Items from an interface collection
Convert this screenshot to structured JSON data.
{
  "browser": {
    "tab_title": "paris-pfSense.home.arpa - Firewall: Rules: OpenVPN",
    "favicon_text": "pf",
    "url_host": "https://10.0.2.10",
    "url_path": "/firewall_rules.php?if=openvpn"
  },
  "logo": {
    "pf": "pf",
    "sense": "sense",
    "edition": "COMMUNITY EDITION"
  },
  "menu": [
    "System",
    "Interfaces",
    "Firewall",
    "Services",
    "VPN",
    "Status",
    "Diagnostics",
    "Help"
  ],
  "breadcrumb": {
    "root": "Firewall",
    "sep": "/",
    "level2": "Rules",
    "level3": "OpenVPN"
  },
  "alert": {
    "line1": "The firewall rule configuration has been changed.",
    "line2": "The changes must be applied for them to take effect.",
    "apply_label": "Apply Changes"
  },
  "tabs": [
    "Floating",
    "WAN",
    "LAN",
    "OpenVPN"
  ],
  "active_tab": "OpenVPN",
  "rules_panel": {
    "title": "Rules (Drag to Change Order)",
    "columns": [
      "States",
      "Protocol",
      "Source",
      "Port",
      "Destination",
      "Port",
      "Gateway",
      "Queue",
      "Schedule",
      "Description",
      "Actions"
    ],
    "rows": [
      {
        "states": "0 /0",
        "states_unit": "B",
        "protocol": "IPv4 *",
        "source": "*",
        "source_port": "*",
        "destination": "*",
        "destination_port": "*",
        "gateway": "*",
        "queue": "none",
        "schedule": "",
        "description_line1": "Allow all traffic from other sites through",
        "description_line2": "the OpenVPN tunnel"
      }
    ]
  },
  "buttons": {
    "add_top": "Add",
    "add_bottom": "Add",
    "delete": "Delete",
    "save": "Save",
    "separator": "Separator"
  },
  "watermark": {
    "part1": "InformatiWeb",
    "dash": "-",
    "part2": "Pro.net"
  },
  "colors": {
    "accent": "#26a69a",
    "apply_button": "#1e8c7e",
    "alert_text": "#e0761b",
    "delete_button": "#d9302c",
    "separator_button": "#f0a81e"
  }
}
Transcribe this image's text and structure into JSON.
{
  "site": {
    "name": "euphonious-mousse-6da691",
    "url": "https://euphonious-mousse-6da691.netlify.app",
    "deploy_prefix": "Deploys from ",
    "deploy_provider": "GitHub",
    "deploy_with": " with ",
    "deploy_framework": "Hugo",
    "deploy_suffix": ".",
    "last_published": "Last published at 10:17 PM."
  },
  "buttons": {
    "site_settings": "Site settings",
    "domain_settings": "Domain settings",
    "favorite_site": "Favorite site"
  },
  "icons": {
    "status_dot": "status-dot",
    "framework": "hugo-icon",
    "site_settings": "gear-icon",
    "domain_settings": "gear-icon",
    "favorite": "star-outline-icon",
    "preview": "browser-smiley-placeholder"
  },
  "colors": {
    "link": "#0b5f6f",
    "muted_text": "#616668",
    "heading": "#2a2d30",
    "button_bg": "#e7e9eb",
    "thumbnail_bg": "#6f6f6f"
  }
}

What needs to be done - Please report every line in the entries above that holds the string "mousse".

Reply -
    "name": "euphonious-mousse-6da691",
    "url": "https://euphonious-mousse-6da691.netlify.app",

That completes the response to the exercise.